Full references (including those not matched with items on IDEAS)

Citations

Citations are extracted by the CitEc Project, subscribe to its RSS feed for this item.
as in new window

Cited by:
This item has more than 25 citations. To prevent cluttering this page, these citations are listed on a separate page.

Lists

This item is not listed on Wikipedia, on a reading list or among the top items on IDEAS.

Statistics

Access and download statistics

Corrections

When requesting a correction, please mention this item's handle: RePEc:fip:fedgfe:2003-46. See general information about how to correct material in RePEc.

For technical questions regarding this item, or to correct its authors, title, abstract, bibliographic or download information, contact: (Kris Vajs).

If you have authored this item and are not yet registered with RePEc, we encourage you to do it here. This allows to link your profile to this item. It also allows you to accept potential citations to this item that we are uncertain about.

If references are entirely missing, you can add them using this form.

If the full references list an item that is present in RePEc, but the system did not link to it, you can help with this form.
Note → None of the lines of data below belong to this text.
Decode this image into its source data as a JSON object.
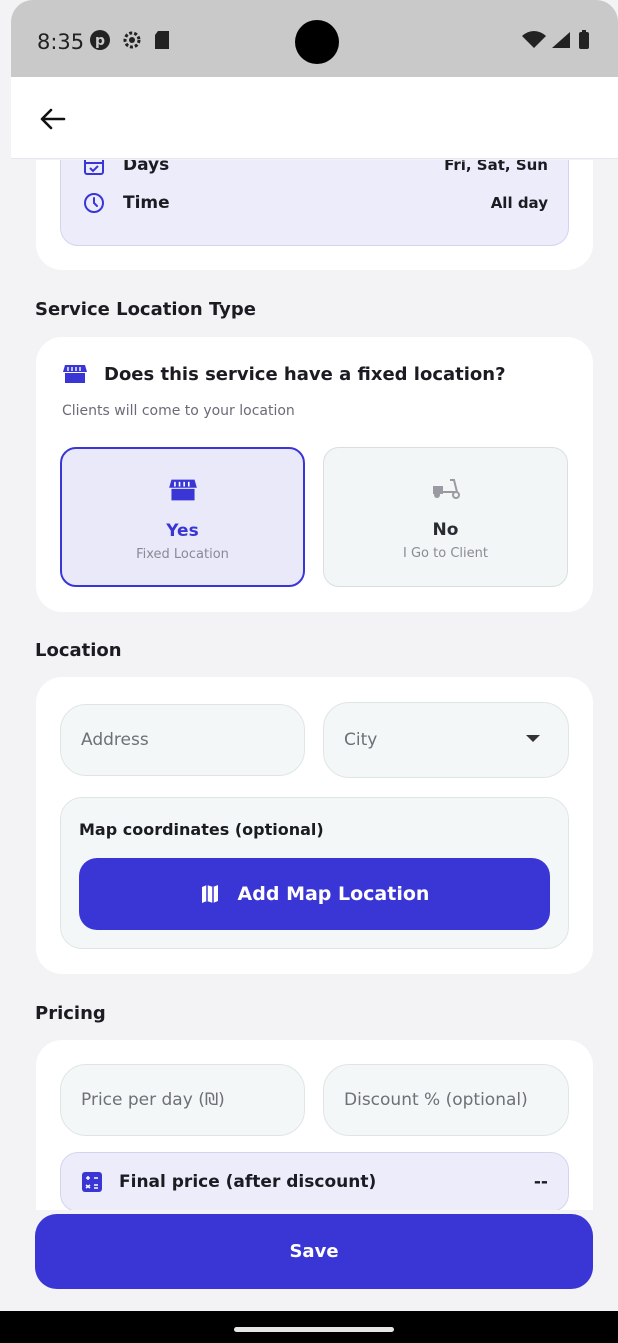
{
  "status_bar": {
    "time": "8:35"
  },
  "schedule": {
    "days_label": "Days",
    "days_value": "Fri, Sat, Sun",
    "time_label": "Time",
    "time_value": "All day"
  },
  "location_type": {
    "section_title": "Service Location Type",
    "question": "Does this service have a fixed location?",
    "subtitle": "Clients will come to your location",
    "options": [
      {
        "title": "Yes",
        "subtitle": "Fixed Location",
        "selected": true
      },
      {
        "title": "No",
        "subtitle": "I Go to Client",
        "selected": false
      }
    ]
  },
  "location": {
    "section_title": "Location",
    "address_placeholder": "Address",
    "city_placeholder": "City",
    "map_label": "Map coordinates (optional)",
    "map_button": "Add Map Location"
  },
  "pricing": {
    "section_title": "Pricing",
    "price_placeholder": "Price per day (₪)",
    "discount_placeholder": "Discount % (optional)",
    "final_label": "Final price (after discount)",
    "final_value": "--"
  },
  "save_label": "Save",
  "colors": {
    "accent": "#3a36d6",
    "accent_light": "#ececfb",
    "background": "#f3f3f6"
  }
}
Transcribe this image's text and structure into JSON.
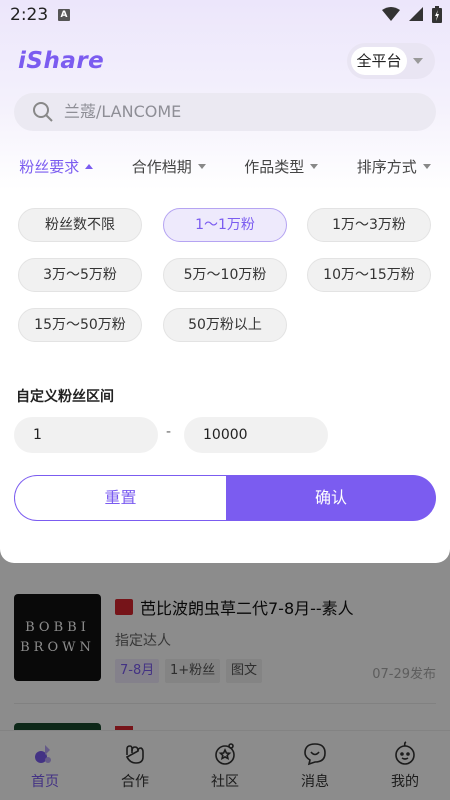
{
  "status_bar": {
    "time": "2:23",
    "notification_letter": "A"
  },
  "header": {
    "logo": "iShare",
    "platform_label": "全平台"
  },
  "search": {
    "placeholder": "兰蔻/LANCOME"
  },
  "filter_tabs": [
    {
      "label": "粉丝要求",
      "active": true
    },
    {
      "label": "合作档期",
      "active": false
    },
    {
      "label": "作品类型",
      "active": false
    },
    {
      "label": "排序方式",
      "active": false
    }
  ],
  "fan_filter": {
    "options": [
      "粉丝数不限",
      "1～1万粉",
      "1万～3万粉",
      "3万～5万粉",
      "5万～10万粉",
      "10万～15万粉",
      "15万～50万粉",
      "50万粉以上"
    ],
    "selected": "1～1万粉",
    "custom_title": "自定义粉丝区间",
    "min_value": "1",
    "max_value": "10000",
    "range_separator": "-",
    "reset_label": "重置",
    "confirm_label": "确认"
  },
  "list": [
    {
      "image_text": [
        "BOBBI",
        "BROWN"
      ],
      "title": "芭比波朗虫草二代7-8月--素人",
      "subtitle": "指定达人",
      "tags": [
        "7-8月",
        "1+粉丝",
        "图文"
      ],
      "date": "07-29发布"
    }
  ],
  "bottom_nav": [
    {
      "label": "首页",
      "icon": "home-icon",
      "active": true
    },
    {
      "label": "合作",
      "icon": "handshake-icon",
      "active": false
    },
    {
      "label": "社区",
      "icon": "community-icon",
      "active": false
    },
    {
      "label": "消息",
      "icon": "message-icon",
      "active": false
    },
    {
      "label": "我的",
      "icon": "profile-icon",
      "active": false
    }
  ],
  "colors": {
    "accent": "#7b5cf0",
    "chip_bg": "#f1f1f1",
    "overlay": "rgba(0,0,0,0.45)"
  }
}
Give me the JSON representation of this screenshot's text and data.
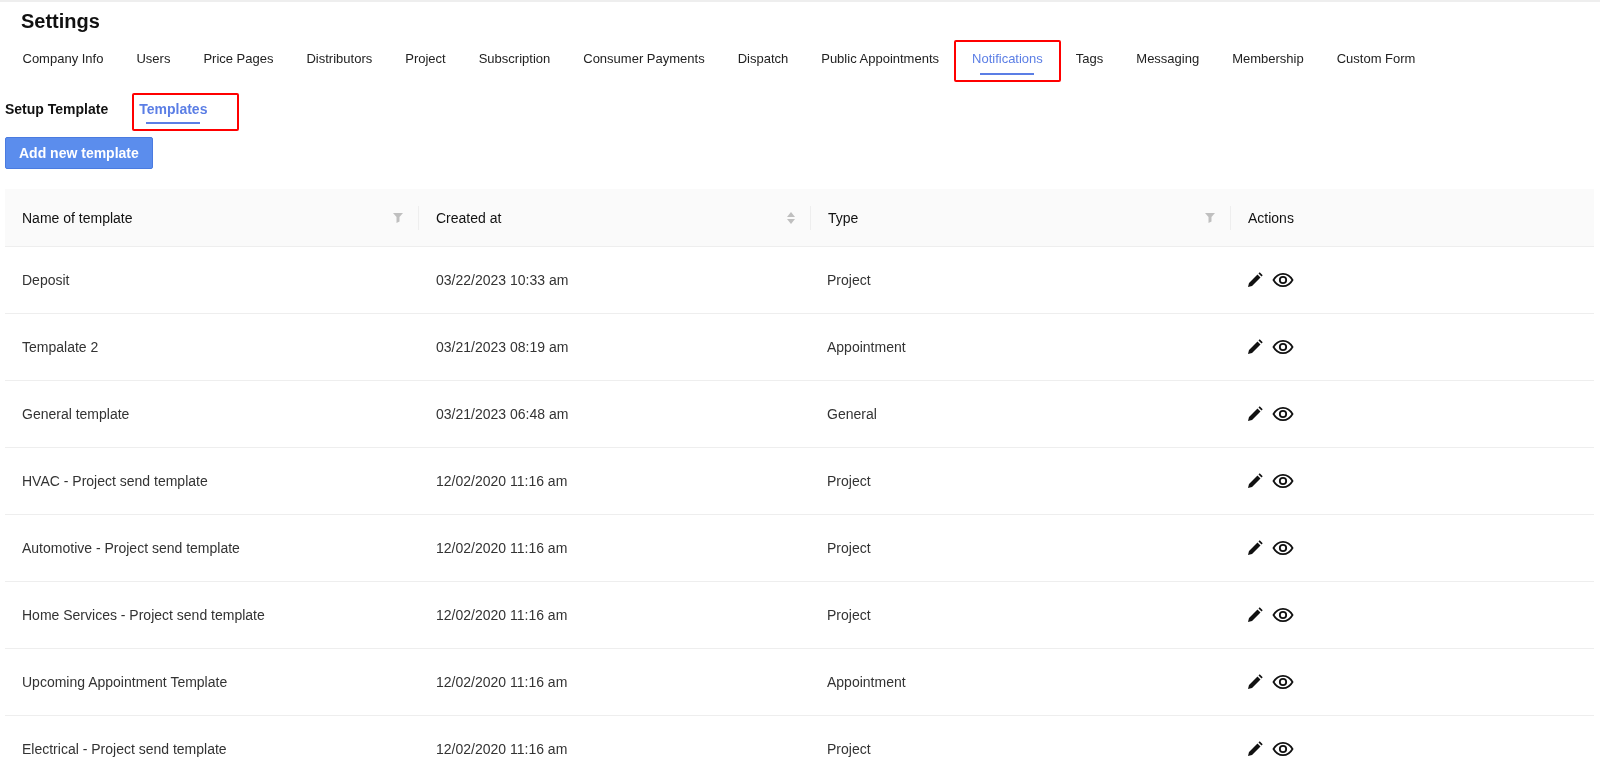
{
  "page": {
    "title": "Settings"
  },
  "tabs": [
    {
      "label": "Company Info",
      "selected": false,
      "highlighted": false
    },
    {
      "label": "Users",
      "selected": false,
      "highlighted": false
    },
    {
      "label": "Price Pages",
      "selected": false,
      "highlighted": false
    },
    {
      "label": "Distributors",
      "selected": false,
      "highlighted": false
    },
    {
      "label": "Project",
      "selected": false,
      "highlighted": false
    },
    {
      "label": "Subscription",
      "selected": false,
      "highlighted": false
    },
    {
      "label": "Consumer Payments",
      "selected": false,
      "highlighted": false
    },
    {
      "label": "Dispatch",
      "selected": false,
      "highlighted": false
    },
    {
      "label": "Public Appointments",
      "selected": false,
      "highlighted": false
    },
    {
      "label": "Notifications",
      "selected": true,
      "highlighted": true
    },
    {
      "label": "Tags",
      "selected": false,
      "highlighted": false
    },
    {
      "label": "Messaging",
      "selected": false,
      "highlighted": false
    },
    {
      "label": "Membership",
      "selected": false,
      "highlighted": false
    },
    {
      "label": "Custom Form",
      "selected": false,
      "highlighted": false
    }
  ],
  "subtabs": [
    {
      "label": "Setup Template",
      "selected": false,
      "highlighted": false
    },
    {
      "label": "Templates",
      "selected": true,
      "highlighted": true
    }
  ],
  "add_button": "Add new template",
  "table": {
    "columns": [
      {
        "label": "Name of template",
        "kind": "filter"
      },
      {
        "label": "Created at",
        "kind": "sort"
      },
      {
        "label": "Type",
        "kind": "filter"
      },
      {
        "label": "Actions",
        "kind": "plain"
      }
    ],
    "rows": [
      {
        "name": "Deposit",
        "created": "03/22/2023 10:33 am",
        "type": "Project"
      },
      {
        "name": "Tempalate 2",
        "created": "03/21/2023 08:19 am",
        "type": "Appointment"
      },
      {
        "name": "General template",
        "created": "03/21/2023 06:48 am",
        "type": "General"
      },
      {
        "name": "HVAC - Project send template",
        "created": "12/02/2020 11:16 am",
        "type": "Project"
      },
      {
        "name": "Automotive - Project send template",
        "created": "12/02/2020 11:16 am",
        "type": "Project"
      },
      {
        "name": "Home Services - Project send template",
        "created": "12/02/2020 11:16 am",
        "type": "Project"
      },
      {
        "name": "Upcoming Appointment Template",
        "created": "12/02/2020 11:16 am",
        "type": "Appointment"
      },
      {
        "name": "Electrical - Project send template",
        "created": "12/02/2020 11:16 am",
        "type": "Project"
      }
    ]
  }
}
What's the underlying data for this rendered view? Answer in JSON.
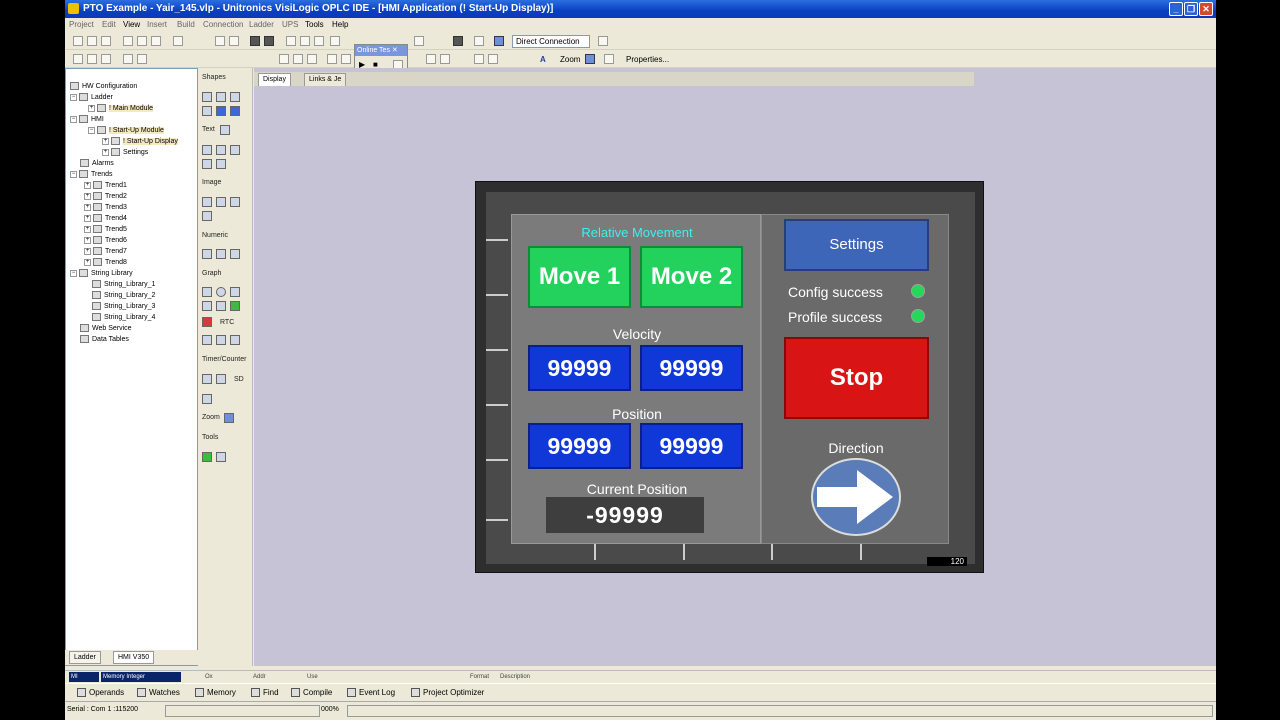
{
  "window": {
    "title": "PTO Example - Yair_145.vlp - Unitronics VisiLogic OPLC IDE - [HMI Application (! Start-Up Display)]"
  },
  "menu": [
    "Project",
    "Edit",
    "View",
    "Insert",
    "Build",
    "Connection",
    "Ladder",
    "UPS",
    "Tools",
    "Help"
  ],
  "toolbar": {
    "connection_dropdown": "Direct Connection",
    "zoom_label": "Zoom",
    "properties_label": "Properties..."
  },
  "online_toolbar": {
    "title": "Online Tes"
  },
  "tree": {
    "items": [
      {
        "label": "HW Configuration"
      },
      {
        "label": "Ladder"
      },
      {
        "label": "! Main Module"
      },
      {
        "label": "HMI"
      },
      {
        "label": "! Start-Up Module"
      },
      {
        "label": "! Start-Up Display"
      },
      {
        "label": "Settings"
      },
      {
        "label": "Alarms"
      },
      {
        "label": "Trends"
      },
      {
        "label": "Trend1"
      },
      {
        "label": "Trend2"
      },
      {
        "label": "Trend3"
      },
      {
        "label": "Trend4"
      },
      {
        "label": "Trend5"
      },
      {
        "label": "Trend6"
      },
      {
        "label": "Trend7"
      },
      {
        "label": "Trend8"
      },
      {
        "label": "String Library"
      },
      {
        "label": "String_Library_1"
      },
      {
        "label": "String_Library_2"
      },
      {
        "label": "String_Library_3"
      },
      {
        "label": "String_Library_4"
      },
      {
        "label": "Web Service"
      },
      {
        "label": "Data Tables"
      }
    ],
    "tabs": [
      "Ladder",
      "HMI V350"
    ]
  },
  "toolbox": {
    "sections": [
      "Shapes",
      "Text",
      "Image",
      "Numeric",
      "Graph",
      "Timer/Counter",
      "Zoom",
      "Tools"
    ],
    "rtc_label": "RTC",
    "sd_label": "SD"
  },
  "doc_tabs": [
    "Display",
    "Links & Je"
  ],
  "hmi": {
    "relative_movement": "Relative Movement",
    "move1": "Move 1",
    "move2": "Move 2",
    "velocity_label": "Velocity",
    "velocity_values": [
      "99999",
      "99999"
    ],
    "position_label": "Position",
    "position_values": [
      "99999",
      "99999"
    ],
    "current_position_label": "Current Position",
    "current_position_value": "-99999",
    "settings_button": "Settings",
    "config_success": "Config success",
    "profile_success": "Profile success",
    "stop_button": "Stop",
    "direction_label": "Direction",
    "screen_number": "120",
    "colors": {
      "green": "#22d25c",
      "blue": "#1037d8",
      "red": "#d81414",
      "cyan": "#3df0f0",
      "led": "#24d85a"
    }
  },
  "props_bar": {
    "type": "MI",
    "operand": "Memory Integer",
    "columns": [
      "Ox",
      "Addr",
      "Use",
      "Format",
      "Description"
    ]
  },
  "bottom_tabs": [
    "Operands",
    "Watches",
    "Memory",
    "Find",
    "Compile",
    "Event Log",
    "Project Optimizer"
  ],
  "status": {
    "connection": "Serial : Com 1 :115200",
    "progress": "000%"
  }
}
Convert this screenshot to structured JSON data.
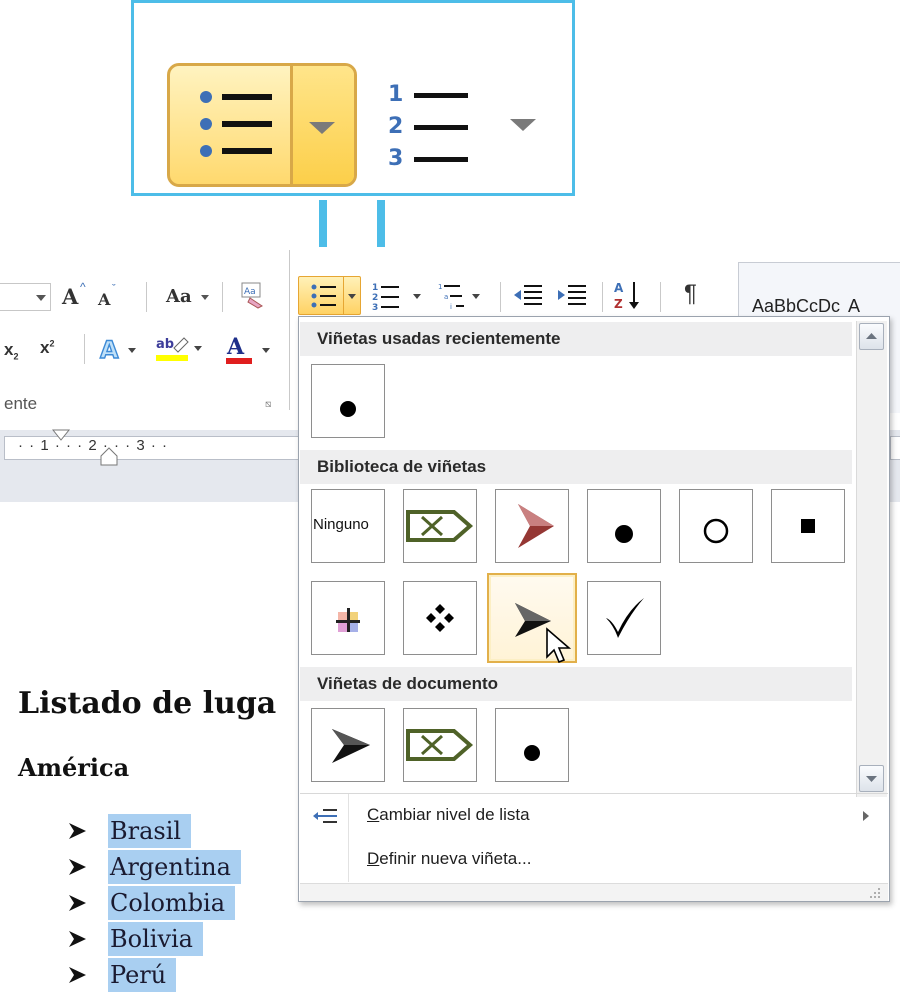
{
  "ribbon": {
    "font_grow": "A",
    "font_shrink": "A",
    "change_case": "Aa",
    "group_label": "ente",
    "styles_preview": "AaBbCcDc",
    "styles_preview_cut": "A",
    "subscript": "x",
    "superscript": "x",
    "pilcrow": "¶"
  },
  "ruler": {
    "marks": "· · 1 · · · 2 · · · 3 · ·"
  },
  "dropdown": {
    "sections": [
      {
        "title": "Viñetas usadas recientemente"
      },
      {
        "title": "Biblioteca de viñetas"
      },
      {
        "title": "Viñetas de documento"
      }
    ],
    "none_label": "Ninguno",
    "menu": {
      "change_level_accel": "C",
      "change_level_rest": "ambiar nivel de lista",
      "define_bullet_accel": "D",
      "define_bullet_rest": "efinir nueva viñeta..."
    }
  },
  "document": {
    "title": "Listado de luga",
    "subtitle": "América",
    "list": [
      "Brasil",
      "Argentina",
      "Colombia",
      "Bolivia",
      "Perú"
    ]
  },
  "colors": {
    "accent_blue": "#4dbde8",
    "highlight": "#a9cff1",
    "hover_border": "#e2b04a",
    "bullet_green": "#4f6228",
    "bullet_red": "#953734"
  },
  "icons": {
    "bullets_button": "bullet-list-icon",
    "numbering_button": "numbered-list-icon",
    "multilevel_button": "multilevel-list-icon",
    "sort": "sort-az-icon",
    "show_marks": "pilcrow-icon"
  }
}
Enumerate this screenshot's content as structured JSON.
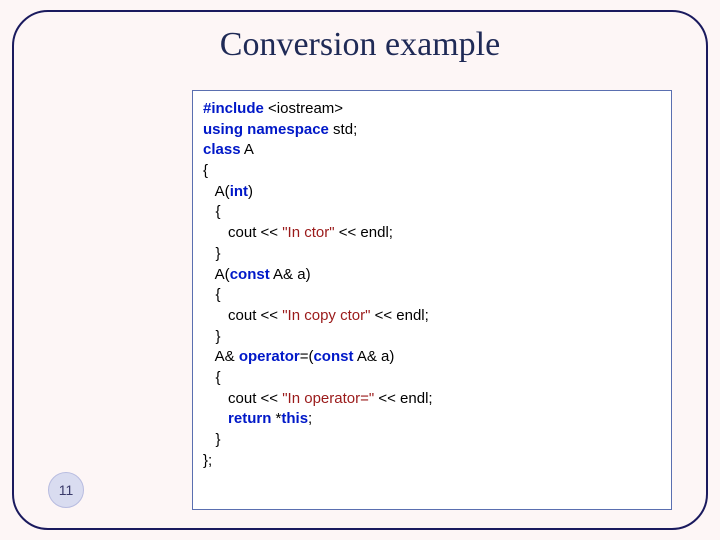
{
  "title": "Conversion example",
  "slide_number": "11",
  "code": {
    "l1a": "#include",
    "l1b": " <iostream>",
    "l2a": "using",
    "l2b": " ",
    "l2c": "namespace",
    "l2d": " std;",
    "l3a": "class",
    "l3b": " A",
    "l4": "{",
    "l5a": "   A(",
    "l5b": "int",
    "l5c": ")",
    "l6": "   {",
    "l7a": "      cout << ",
    "l7b": "\"In ctor\"",
    "l7c": " << endl;",
    "l8": "   }",
    "l9a": "   A(",
    "l9b": "const",
    "l9c": " A& a)",
    "l10": "   {",
    "l11a": "      cout << ",
    "l11b": "\"In copy ctor\"",
    "l11c": " << endl;",
    "l12": "   }",
    "l13a": "   A& ",
    "l13b": "operator",
    "l13c": "=(",
    "l13d": "const",
    "l13e": " A& a)",
    "l14": "   {",
    "l15a": "      cout << ",
    "l15b": "\"In operator=\"",
    "l15c": " << endl;",
    "l16a": "      ",
    "l16b": "return",
    "l16c": " *",
    "l16d": "this",
    "l16e": ";",
    "l17": "   }",
    "l18": "};"
  }
}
If you know of missing items citing this one, you can help us creating those links by adding the relevant references in the same way as above, for each refering item. If you are a registered author of this item, you may also want to check the "citations" tab in your profile, as there may be some citations waiting for confirmation.

Please note that corrections may take a couple of weeks to filter through the various RePEc services.